The coup d’etat of May 13 has failed, its masters being arrested. President Nkurunziza who was in Tanzania when ousted will return as soon as he feels he can trust enough loyalists; there may well be increased repression of the people everywhere and violence between loyalists and opposition. Toward civil war? Toward genocide?
PressInfo 319 was an early warning. PressInfo 320 dealt with some hopes and possible outcomes – in which a coup d’etat was predicted. However, neither hopes nor denials make a policy and certainly don’t save lives.
The international so-called community’s response so far has, no exception, been woefully inefficient.
The African Union which ought to have action capacity and serve as mediator came out with the usual diplomatic appeals to all sides about showing restraint (echoing an equally lame UN Secretary-General). Incredibly, it condemned only the coup makers but not the massive brutality with which Burundi’s political and military leadership have attacked every citizen-democratic protest the last weeks – protest against the President’s arrogant violation of both the Arusha agreements and the Burundian constitution.

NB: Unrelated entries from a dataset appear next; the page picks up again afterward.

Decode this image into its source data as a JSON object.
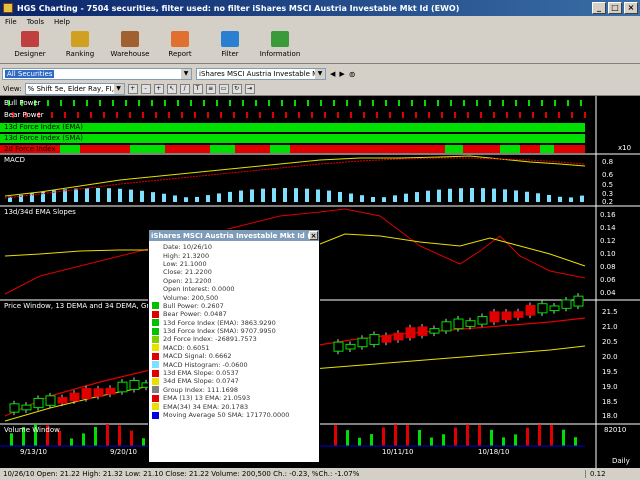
{
  "window": {
    "title": "HGS Charting - 7504 securities, filter used: no filter      iShares MSCI Austria Investable Mkt Id (EWO)"
  },
  "menu": [
    "File",
    "Tools",
    "Help"
  ],
  "toolbar": [
    {
      "label": "Designer",
      "icon": "designer-icon",
      "color": "#c04040"
    },
    {
      "label": "Ranking",
      "icon": "ranking-icon",
      "color": "#d0a020"
    },
    {
      "label": "Warehouse",
      "icon": "warehouse-icon",
      "color": "#a06030"
    },
    {
      "label": "Report",
      "icon": "report-icon",
      "color": "#e07030"
    },
    {
      "label": "Filter",
      "icon": "filter-icon",
      "color": "#2a7fd0"
    },
    {
      "label": "Information",
      "icon": "information-icon",
      "color": "#3a9a3a"
    }
  ],
  "selection": {
    "list_value": "All Securities",
    "security_value": "iShares MSCI Austria Investable Mkt Id"
  },
  "view": {
    "label": "View:",
    "value": "% Shift 5e, Elder Ray, FI, 1"
  },
  "panels": {
    "bull_power": "Bull Power",
    "bear_power": "Bear Power",
    "fi13_ema": "13d Force Index (EMA)",
    "fi13_sma": "13d Force Index (SMA)",
    "fi2": "2d Force Index",
    "macd": "MACD",
    "slopes": "13d/34d EMA Slopes",
    "price": "Price Window, 13 DEMA and 34 DEMA, Group",
    "volume": "Volume Window"
  },
  "axis_labels": {
    "macd": [
      "0.8",
      "0.6",
      "0.5",
      "0.3",
      "0.2"
    ],
    "slopes": [
      "0.16",
      "0.14",
      "0.12",
      "0.10",
      "0.08",
      "0.06",
      "0.04"
    ],
    "price": [
      "21.5",
      "21.0",
      "20.5",
      "20.0",
      "19.5",
      "19.0",
      "18.5",
      "18.0"
    ],
    "x10": "x10",
    "volume_top": "82010",
    "dates": [
      "9/13/10",
      "9/20/10",
      "10/11/10",
      "10/18/10"
    ],
    "daily": "Daily"
  },
  "status": {
    "ohlc": "10/26/10 Open: 21.22 High: 21.32 Low: 21.10 Close: 21.22 Volume: 200,500 Ch.: -0.23, %Ch.: -1.07%",
    "value": "0.12"
  },
  "popup": {
    "title": "iShares MSCI Austria Investable Mkt Id (E...",
    "rows": [
      {
        "text": "Date: 10/26/10",
        "color": ""
      },
      {
        "text": "High: 21.3200",
        "color": ""
      },
      {
        "text": "Low: 21.1000",
        "color": ""
      },
      {
        "text": "Close: 21.2200",
        "color": ""
      },
      {
        "text": "Open: 21.2200",
        "color": ""
      },
      {
        "text": "Open Interest: 0.0000",
        "color": ""
      },
      {
        "text": "Volume: 200,500",
        "color": ""
      },
      {
        "text": "Bull Power: 0.2607",
        "color": "#00c000"
      },
      {
        "text": "Bear Power: 0.0487",
        "color": "#e00000"
      },
      {
        "text": "13d Force Index (EMA): 3863.9290",
        "color": "#00c000"
      },
      {
        "text": "13d Force Index (SMA): 9707.9950",
        "color": "#00c000"
      },
      {
        "text": "2d Force Index: -26891.7573",
        "color": "#80d000"
      },
      {
        "text": "MACD: 0.6051",
        "color": "#e8e000"
      },
      {
        "text": "MACD Signal: 0.6662",
        "color": "#e00000"
      },
      {
        "text": "MACD Histogram: -0.0600",
        "color": "#80e0ff"
      },
      {
        "text": "13d EMA Slope: 0.0537",
        "color": "#e00000"
      },
      {
        "text": "34d EMA Slope: 0.0747",
        "color": "#e8e000"
      },
      {
        "text": "Group Index: 111.1698",
        "color": "#808080"
      },
      {
        "text": "EMA (13) 13 EMA: 21.0593",
        "color": "#e00000"
      },
      {
        "text": "EMA(34) 34 EMA: 20.1783",
        "color": "#e8e000"
      },
      {
        "text": "Moving Average 50 SMA: 171770.0000",
        "color": "#0000e0"
      }
    ]
  },
  "colors": {
    "bull": "#00e000",
    "bear": "#e00000",
    "macd_line": "#e8e000",
    "signal_line": "#e00000",
    "histogram": "#80e0ff"
  }
}
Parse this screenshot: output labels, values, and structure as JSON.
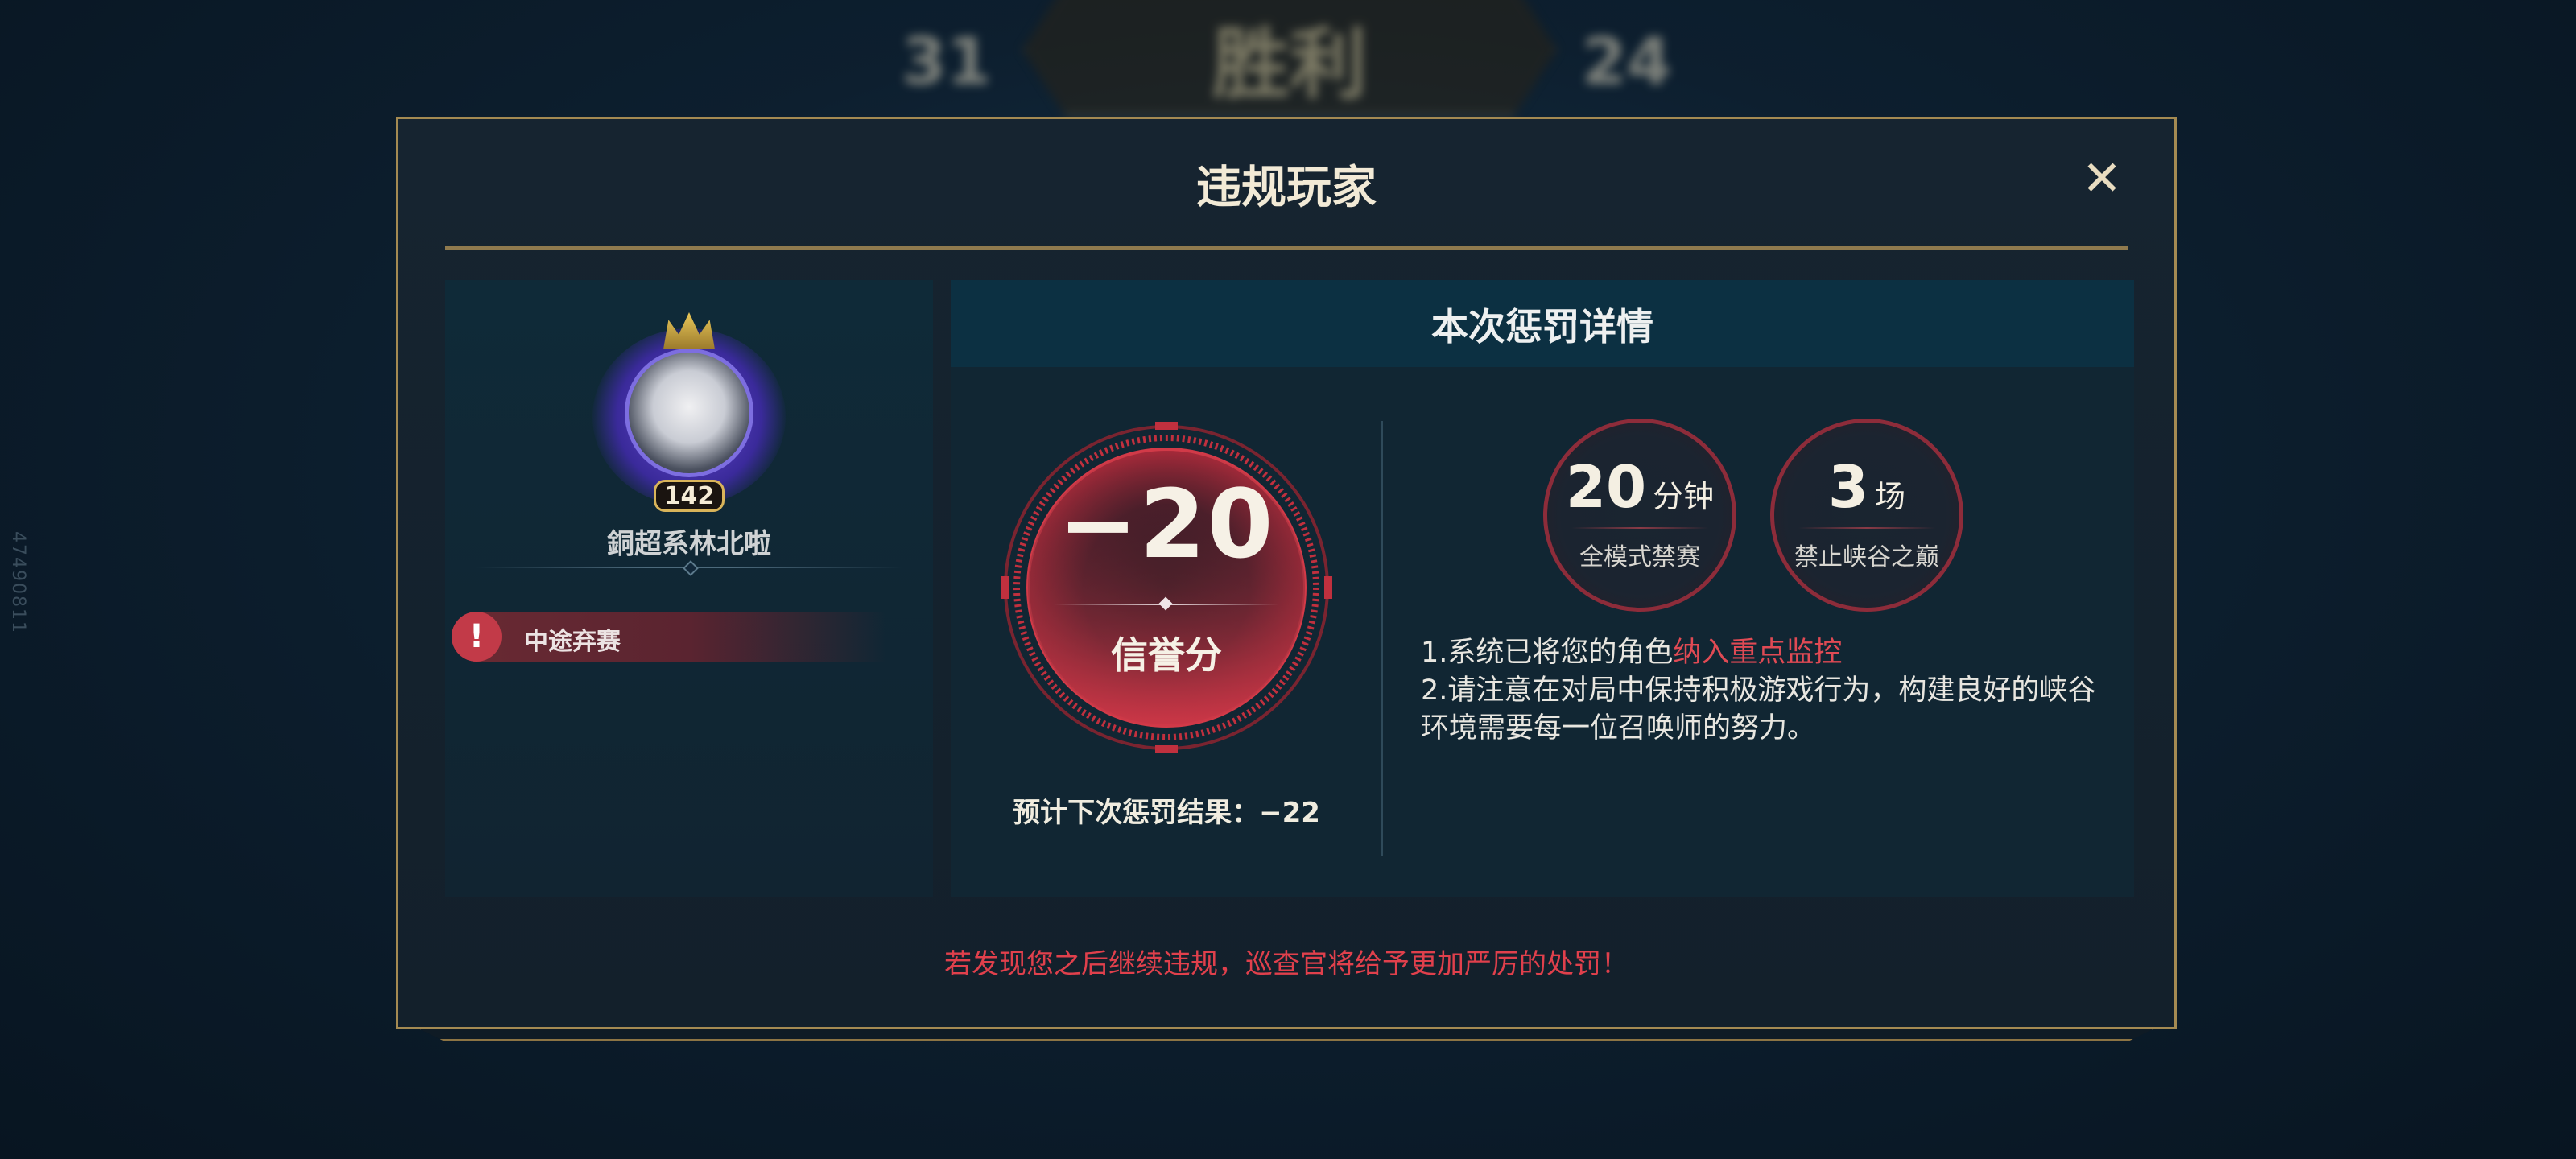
{
  "background": {
    "score_left": "31",
    "result_text": "胜利",
    "score_right": "24",
    "side_id": "47490811"
  },
  "dialog": {
    "title": "违规玩家",
    "close_symbol": "✕"
  },
  "player": {
    "level": "142",
    "name": "銅超系林北啦",
    "violation": "中途弃赛",
    "violation_icon": "!"
  },
  "details": {
    "header": "本次惩罚详情",
    "score_change": "−20",
    "score_label": "信誉分",
    "next_penalty": "预计下次惩罚结果：−22",
    "stats": [
      {
        "num": "20",
        "unit": "分钟",
        "label": "全模式禁赛"
      },
      {
        "num": "3",
        "unit": "场",
        "label": "禁止峡谷之巅"
      }
    ],
    "note1_prefix": "1.系统已将您的角色",
    "note1_highlight": "纳入重点监控",
    "note2": "2.请注意在对局中保持积极游戏行为，构建良好的峡谷环境需要每一位召唤师的努力。"
  },
  "footer": {
    "warning": "若发现您之后继续违规，巡查官将给予更加严厉的处罚！"
  },
  "colors": {
    "accent_gold": "#a48a52",
    "alert_red": "#e0404c",
    "ring_red": "#c0303e"
  }
}
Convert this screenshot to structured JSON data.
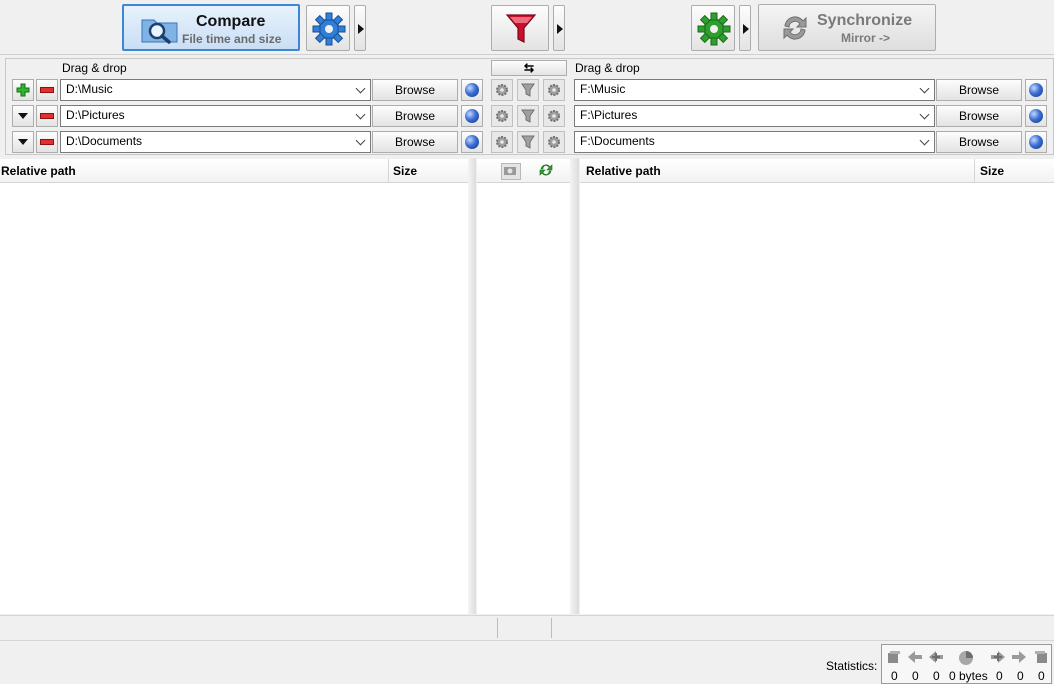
{
  "toolbar": {
    "compare_title": "Compare",
    "compare_sub": "File time and size",
    "sync_title": "Synchronize",
    "sync_sub": "Mirror ->"
  },
  "panel": {
    "left_drag_label": "Drag & drop",
    "right_drag_label": "Drag & drop",
    "swap_glyph": "⇆",
    "browse_label": "Browse",
    "pairs": [
      {
        "left": "D:\\Music",
        "right": "F:\\Music"
      },
      {
        "left": "D:\\Pictures",
        "right": "F:\\Pictures"
      },
      {
        "left": "D:\\Documents",
        "right": "F:\\Documents"
      }
    ]
  },
  "grid_left": {
    "col_path": "Relative path",
    "col_size": "Size"
  },
  "grid_right": {
    "col_path": "Relative path",
    "col_size": "Size"
  },
  "stats": {
    "label": "Statistics:",
    "values": [
      "0",
      "0",
      "0",
      "0 bytes",
      "0",
      "0",
      "0"
    ]
  },
  "colors": {
    "accent": "#3b87d6",
    "filter_red": "#c8102e",
    "gear_green": "#2e9e2e",
    "gear_blue": "#2f7fd8"
  }
}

The UN Security Council at least “condemned both those who facilitate violence of any kind against civilians and those who seek to seize power by unlawful means.” In essence, neither the AU nor the UN understands a democratic citizens’ perspective. Read the rest of this entry »